Causey House, 936 Covington St., Bowling Green, authored by Sydney Varajon and Alena Cieszko, graduate students with the Western Kentucky University Department of Folk Studies. The L.K. Causey House is a two-story Colonial Revival cottage home with a center passage, double-pile plan, symmetrical façade and side gable roof. It was built in 1939 from a design by James Maurice Ingram, a prolific Bowling Green architect who also designed several neighboring properties. The house is being interpreted for its expression of his work, nominated under Criterion C, significant for architecture because of Ingram and as one of the best local residential examples of the Colonial Revival style.
Givens House, 814 Covington St., Bowling Green, authored by Sydney Varajon. The J.C. Givens House is a 1½-story, English Cottage variant of the Tudor Revival style home with an asymmetrical plan under a cross gable roof, constructed in 1938 from a design by James Maurice Ingram. The house is nominated under Criterion C, significant in the area of architecture as one of the best local residential examples of the Tudor Revival style and as the work of an important local architect. According to the author, “Referencing the influence of national trends toward Colonial and Tudor Revival aesthetics, Ingram homes also reflect elements of the architect’s own personal style.”

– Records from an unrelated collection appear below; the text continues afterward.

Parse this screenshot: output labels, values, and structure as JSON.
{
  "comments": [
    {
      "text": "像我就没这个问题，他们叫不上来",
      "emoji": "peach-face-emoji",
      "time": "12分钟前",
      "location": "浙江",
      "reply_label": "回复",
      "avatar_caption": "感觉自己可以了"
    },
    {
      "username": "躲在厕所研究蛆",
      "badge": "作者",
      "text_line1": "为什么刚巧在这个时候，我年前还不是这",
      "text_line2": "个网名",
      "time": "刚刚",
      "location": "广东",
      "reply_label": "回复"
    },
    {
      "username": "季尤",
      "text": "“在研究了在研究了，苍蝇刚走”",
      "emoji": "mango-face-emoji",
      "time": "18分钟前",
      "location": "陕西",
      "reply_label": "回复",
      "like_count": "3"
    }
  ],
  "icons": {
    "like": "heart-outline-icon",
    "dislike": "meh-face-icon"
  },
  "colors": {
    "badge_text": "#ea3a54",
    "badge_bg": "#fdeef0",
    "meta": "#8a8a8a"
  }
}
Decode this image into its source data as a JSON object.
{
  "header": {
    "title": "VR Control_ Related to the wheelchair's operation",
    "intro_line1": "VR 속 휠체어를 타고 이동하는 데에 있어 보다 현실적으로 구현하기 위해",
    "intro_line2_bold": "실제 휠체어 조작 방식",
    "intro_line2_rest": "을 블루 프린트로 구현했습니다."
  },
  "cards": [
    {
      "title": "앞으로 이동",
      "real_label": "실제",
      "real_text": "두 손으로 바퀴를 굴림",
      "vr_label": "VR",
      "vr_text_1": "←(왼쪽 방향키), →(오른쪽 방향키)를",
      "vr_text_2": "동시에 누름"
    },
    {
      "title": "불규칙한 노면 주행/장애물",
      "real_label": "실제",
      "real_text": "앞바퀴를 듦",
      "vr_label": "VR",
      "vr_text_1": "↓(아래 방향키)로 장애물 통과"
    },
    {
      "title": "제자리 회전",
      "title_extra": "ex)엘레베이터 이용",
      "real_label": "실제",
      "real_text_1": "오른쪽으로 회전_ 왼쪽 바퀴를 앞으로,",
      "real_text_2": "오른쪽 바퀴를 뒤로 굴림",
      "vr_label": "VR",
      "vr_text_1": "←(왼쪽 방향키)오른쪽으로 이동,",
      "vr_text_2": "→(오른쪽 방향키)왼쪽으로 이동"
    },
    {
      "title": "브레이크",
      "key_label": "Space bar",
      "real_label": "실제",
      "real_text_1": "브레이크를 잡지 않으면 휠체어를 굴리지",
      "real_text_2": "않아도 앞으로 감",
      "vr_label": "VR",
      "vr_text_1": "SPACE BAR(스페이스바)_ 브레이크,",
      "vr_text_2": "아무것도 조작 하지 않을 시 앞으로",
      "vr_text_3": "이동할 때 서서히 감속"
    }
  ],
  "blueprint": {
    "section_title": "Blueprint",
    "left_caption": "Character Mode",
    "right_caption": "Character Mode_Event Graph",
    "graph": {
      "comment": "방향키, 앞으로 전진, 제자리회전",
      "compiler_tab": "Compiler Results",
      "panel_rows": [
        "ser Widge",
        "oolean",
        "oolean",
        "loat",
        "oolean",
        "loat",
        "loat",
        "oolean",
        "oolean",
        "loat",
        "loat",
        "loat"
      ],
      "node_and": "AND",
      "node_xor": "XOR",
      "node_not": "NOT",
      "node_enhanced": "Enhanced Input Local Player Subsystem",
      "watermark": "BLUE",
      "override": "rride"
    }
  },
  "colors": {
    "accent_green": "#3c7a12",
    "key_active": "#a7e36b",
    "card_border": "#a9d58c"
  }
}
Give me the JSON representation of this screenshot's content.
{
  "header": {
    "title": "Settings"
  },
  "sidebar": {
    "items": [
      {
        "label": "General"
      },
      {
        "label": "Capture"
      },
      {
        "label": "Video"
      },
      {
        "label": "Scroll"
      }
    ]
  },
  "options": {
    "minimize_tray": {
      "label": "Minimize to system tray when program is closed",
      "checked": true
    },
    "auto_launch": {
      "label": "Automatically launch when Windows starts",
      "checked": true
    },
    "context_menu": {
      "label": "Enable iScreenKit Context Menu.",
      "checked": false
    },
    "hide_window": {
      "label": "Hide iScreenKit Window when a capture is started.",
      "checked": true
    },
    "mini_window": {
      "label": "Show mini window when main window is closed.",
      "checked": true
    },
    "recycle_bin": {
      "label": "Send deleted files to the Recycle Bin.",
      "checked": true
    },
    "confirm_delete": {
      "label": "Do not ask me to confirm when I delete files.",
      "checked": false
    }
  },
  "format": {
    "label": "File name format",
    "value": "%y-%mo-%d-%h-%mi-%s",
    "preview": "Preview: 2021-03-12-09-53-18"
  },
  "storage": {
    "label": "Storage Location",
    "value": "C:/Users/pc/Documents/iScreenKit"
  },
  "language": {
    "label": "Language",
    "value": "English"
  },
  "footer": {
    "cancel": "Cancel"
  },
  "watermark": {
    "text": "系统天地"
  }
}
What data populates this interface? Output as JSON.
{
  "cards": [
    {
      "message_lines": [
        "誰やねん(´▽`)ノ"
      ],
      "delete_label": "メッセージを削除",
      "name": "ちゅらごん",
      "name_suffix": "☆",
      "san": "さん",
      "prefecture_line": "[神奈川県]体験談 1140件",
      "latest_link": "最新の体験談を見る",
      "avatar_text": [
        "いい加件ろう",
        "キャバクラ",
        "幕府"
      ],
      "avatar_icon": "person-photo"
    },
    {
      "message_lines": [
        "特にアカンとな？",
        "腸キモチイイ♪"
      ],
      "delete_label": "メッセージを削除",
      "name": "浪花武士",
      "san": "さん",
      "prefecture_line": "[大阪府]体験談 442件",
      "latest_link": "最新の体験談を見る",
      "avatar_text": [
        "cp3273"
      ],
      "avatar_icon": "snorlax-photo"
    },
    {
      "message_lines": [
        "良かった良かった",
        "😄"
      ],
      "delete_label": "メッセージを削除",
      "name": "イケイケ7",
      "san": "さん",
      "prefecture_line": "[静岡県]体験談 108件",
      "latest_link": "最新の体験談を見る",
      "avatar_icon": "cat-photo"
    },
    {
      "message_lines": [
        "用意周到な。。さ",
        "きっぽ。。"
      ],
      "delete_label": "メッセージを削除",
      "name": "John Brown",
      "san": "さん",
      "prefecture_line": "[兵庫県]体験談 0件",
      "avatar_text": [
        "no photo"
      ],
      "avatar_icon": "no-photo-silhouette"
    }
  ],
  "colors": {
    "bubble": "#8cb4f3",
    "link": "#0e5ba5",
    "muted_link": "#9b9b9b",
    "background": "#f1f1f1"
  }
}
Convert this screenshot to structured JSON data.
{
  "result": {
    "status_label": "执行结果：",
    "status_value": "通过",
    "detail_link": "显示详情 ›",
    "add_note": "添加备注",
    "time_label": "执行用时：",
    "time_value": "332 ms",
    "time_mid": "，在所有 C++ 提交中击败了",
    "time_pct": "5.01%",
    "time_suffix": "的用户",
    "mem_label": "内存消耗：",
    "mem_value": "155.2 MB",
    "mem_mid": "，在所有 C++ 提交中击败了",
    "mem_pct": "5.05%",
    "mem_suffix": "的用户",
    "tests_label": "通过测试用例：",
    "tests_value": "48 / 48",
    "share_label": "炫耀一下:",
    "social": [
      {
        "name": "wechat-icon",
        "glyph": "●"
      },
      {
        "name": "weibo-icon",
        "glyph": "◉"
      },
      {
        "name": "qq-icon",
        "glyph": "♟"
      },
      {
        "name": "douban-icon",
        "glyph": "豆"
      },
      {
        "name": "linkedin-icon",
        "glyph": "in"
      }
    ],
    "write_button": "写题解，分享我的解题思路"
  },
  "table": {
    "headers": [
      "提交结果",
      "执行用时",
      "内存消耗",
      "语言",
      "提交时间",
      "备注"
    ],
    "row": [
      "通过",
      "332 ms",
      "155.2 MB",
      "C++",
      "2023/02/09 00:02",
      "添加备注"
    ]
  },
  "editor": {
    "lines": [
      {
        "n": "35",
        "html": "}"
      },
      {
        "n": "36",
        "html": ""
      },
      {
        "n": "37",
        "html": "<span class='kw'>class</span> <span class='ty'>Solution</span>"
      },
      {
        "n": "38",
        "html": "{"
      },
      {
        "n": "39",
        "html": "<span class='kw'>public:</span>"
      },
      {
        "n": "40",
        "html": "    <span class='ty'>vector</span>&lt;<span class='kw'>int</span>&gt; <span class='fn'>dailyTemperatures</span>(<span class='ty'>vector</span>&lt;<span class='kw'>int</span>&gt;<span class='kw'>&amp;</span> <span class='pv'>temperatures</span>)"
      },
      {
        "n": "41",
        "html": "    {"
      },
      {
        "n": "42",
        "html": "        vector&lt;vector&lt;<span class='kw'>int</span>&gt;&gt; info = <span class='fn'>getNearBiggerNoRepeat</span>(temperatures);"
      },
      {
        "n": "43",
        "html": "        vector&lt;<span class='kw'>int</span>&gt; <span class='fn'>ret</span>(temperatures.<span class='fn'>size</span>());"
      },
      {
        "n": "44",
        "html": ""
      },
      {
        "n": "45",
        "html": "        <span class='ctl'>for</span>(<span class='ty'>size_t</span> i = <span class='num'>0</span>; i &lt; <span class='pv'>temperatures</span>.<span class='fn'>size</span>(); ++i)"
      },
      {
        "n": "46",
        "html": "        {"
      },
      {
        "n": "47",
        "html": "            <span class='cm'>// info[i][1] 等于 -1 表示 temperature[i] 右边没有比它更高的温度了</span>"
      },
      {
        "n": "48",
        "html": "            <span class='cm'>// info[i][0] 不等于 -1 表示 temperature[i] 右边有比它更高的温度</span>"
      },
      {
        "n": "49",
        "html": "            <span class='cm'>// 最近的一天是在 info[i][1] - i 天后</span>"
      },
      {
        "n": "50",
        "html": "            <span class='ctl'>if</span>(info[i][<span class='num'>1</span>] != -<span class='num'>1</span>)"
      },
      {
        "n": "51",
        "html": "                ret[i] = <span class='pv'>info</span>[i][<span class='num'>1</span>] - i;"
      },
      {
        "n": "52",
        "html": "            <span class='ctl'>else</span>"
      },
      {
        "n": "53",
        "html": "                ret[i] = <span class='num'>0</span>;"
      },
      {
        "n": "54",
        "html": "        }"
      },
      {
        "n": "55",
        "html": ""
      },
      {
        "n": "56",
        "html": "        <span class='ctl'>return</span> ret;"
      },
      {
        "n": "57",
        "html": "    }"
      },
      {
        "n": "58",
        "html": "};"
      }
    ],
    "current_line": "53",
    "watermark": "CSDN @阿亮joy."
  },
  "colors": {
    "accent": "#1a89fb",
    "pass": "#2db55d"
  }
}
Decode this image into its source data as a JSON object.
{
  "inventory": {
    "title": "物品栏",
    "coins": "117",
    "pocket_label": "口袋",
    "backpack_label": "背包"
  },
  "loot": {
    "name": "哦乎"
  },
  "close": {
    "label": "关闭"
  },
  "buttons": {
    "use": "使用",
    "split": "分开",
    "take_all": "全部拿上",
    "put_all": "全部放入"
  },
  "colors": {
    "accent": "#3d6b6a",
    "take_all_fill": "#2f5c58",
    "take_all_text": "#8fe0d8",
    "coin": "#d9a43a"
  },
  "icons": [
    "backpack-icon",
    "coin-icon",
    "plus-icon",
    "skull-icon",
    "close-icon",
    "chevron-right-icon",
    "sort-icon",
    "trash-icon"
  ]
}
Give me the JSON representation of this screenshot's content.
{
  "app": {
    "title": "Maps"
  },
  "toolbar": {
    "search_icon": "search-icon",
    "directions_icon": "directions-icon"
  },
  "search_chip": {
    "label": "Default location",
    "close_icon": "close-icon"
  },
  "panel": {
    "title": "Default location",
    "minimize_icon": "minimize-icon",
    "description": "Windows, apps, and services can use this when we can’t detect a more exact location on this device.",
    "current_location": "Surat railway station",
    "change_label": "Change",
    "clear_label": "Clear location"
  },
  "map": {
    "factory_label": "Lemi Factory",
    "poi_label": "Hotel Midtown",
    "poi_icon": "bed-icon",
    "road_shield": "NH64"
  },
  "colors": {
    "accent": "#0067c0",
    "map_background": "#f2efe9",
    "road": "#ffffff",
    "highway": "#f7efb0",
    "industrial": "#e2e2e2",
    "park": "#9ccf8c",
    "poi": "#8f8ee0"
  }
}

Versailles Elementary School, 229 S. Main St., Versailles, authored by Johan Graham, director of development at AU Associates, and Jonna Wallace, consultant. Versailles Elementary School is a three-story, five-bay brick structure, completed in 1939 as a Public Works Administration project and displaying characteristics of the Art Moderne style evident in other New Deal-era buildings. An earlier school at this location dated to 1828. The site contains a second contributing structure, a cafeteria and gymnasium dating to 1963. The buildings are nominated under Criterion A, significant for their role in local education, with the site’s historic significance evaluated within the context “Education in Versailles, Woodford County, 1875-1964.” According to the nomination, “The building’s site served as a seat of education in Versailles in changing auspices since the community’s earliest years.”